This is a great post about how these 2 types of ECMO compare and the indications for application of ECMO. Simply put VA offers full cardiac and pulmonary support while the more commonly used VV is only pulmonary support. This is a very useful overview. I am always looking for more informations about ECMO and applications for it!
There are only so many options in a traumatic cardiac arrest. Is the ED thoracotomy a reasonable fix to anything or are we just making a mess? The general rule is since the patient isn’t going to live if we don’t do it then it’s worth a try…
I like the way it is laid out here. I always appreciate really knowing what our goals are with such a dramatic and resource heavy procedure. This does a great job putting it into perspective.
Not for a second is the thoracotomy something any ED nurse or physician looks forward to but everything goes better if we think about it before we get there.
Resuscitation Endovascular Balloon Occlusion of the Aorta. Just as exciting as it sounds. Another great tool in the war on exsanguination in trauma. A lot of factors to consider if we are occluding the aorta. Again something I enjoyed hearing about at a recent conference-as you might imagine the Trauma Surgeon talking about it made it sound pretty straight forward.
Does your ER have a kit for this or would you be scrambling for supplies? Have you seen it used?If you have read something great about it please add it to the comments.
Intranasal Analgesia for kids. Important to add this to your pediatrics tool box in addition to a huge amount of patience and creativity. This site is an excellent pediatrics resources in general but this post really stands out as a reminder of how we can and should do things differently with children.
The best pediatric head trauma CT decision tool around. Does your department use it? Do you find it to be accurate?This is a great example of several great minds working together to make a tool that improves all of our Emergency Departments. I came across this at a recent conference and it was interesting to see how they compared it to CHALICE and CATCH as tools. According to the 2016 study comparing the 3 tools-PECARN came out way ahead at identifying TBI in children.
Here is the link to the study that i referenced.
As that time of year approaches we start to see more and more of the mysterious “found down” patient, was it drugs or alcohol, maybe both or could the decreased level of consciousness be entirely explained by the hypothermia?
These are the most complicated cases, lucky that we have some insight as to where we should start.
Hands down the best site for everything you every wanted to know about caring for kids in your emergency department.
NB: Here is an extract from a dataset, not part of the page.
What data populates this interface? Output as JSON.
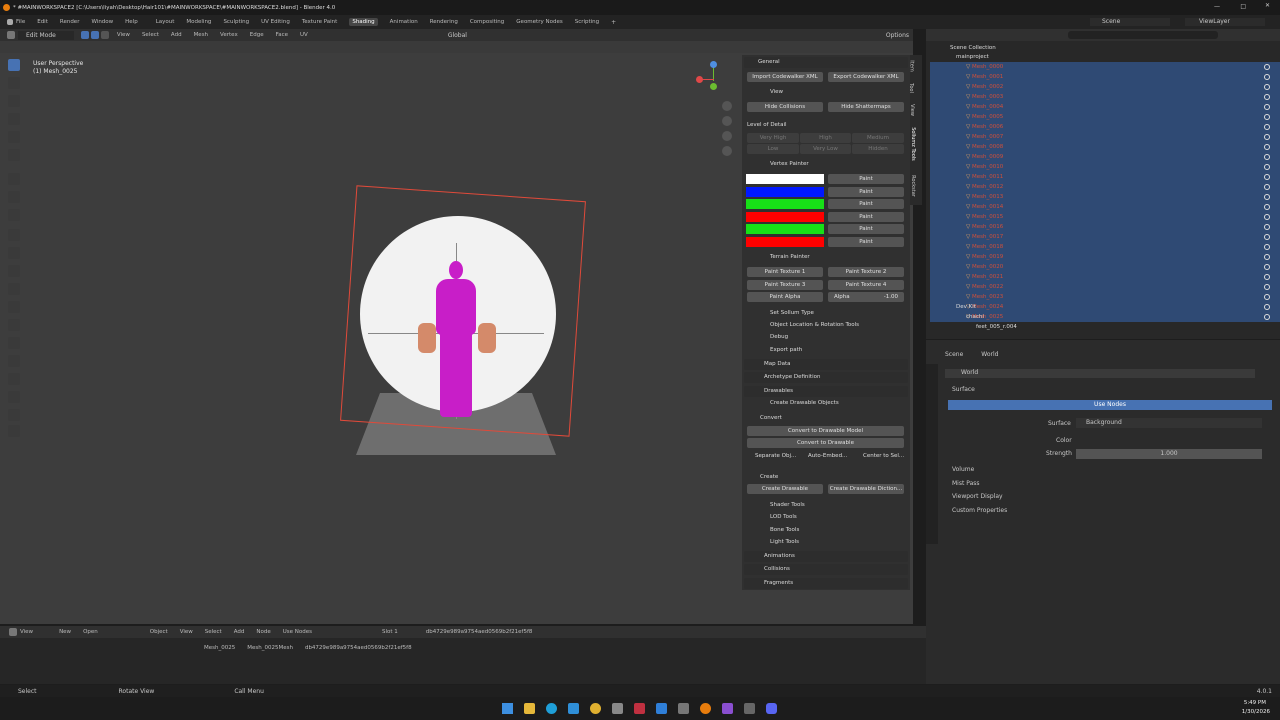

Resources, guidelines, recommendations and most importantly evidence about how to best treat pediatric patients in the ED setting. We use this site frequently in my ED and I would encourage you to check it out as an up to date and easily accessible resource.
TRanslating Emergency Knowledge for Kids TREKK is a network of health professionals and parents whose goal is to improve emergency care for Canadian children.
My favourite post on the complex management of the TCA overdose. As an ER nurse knowing that my patient has possibly overdosed on TCA immediately causes me to worry about what I might be missing. Although many patient’s are no longer on these drugs, they are still out there and they absolutely present a challenge to manage.
Here is an excellent post that summarizes it nicely and even offers some reasonable treatments to consider. Hopefully you are calling your Poison Control Centre ASAP too!
It’s not really a secret- I love toxicology. It is just so complicated and interesting. My ED sees a lot of overdose but usually not from prescription medications. Recently I had a case where a patient had ingested what looked like a bag of skittles. The usual suspects such as zopliclone and seroquel but the really trouble was the metoprolol which my smart ER doc quickly picked out of the bag. It’s a hard thing to manage and absolutely not something you see every day (thankfully).
A short but sweet post on betablocker overdose. Not a ton of details on treatments but a good generalized look at your options.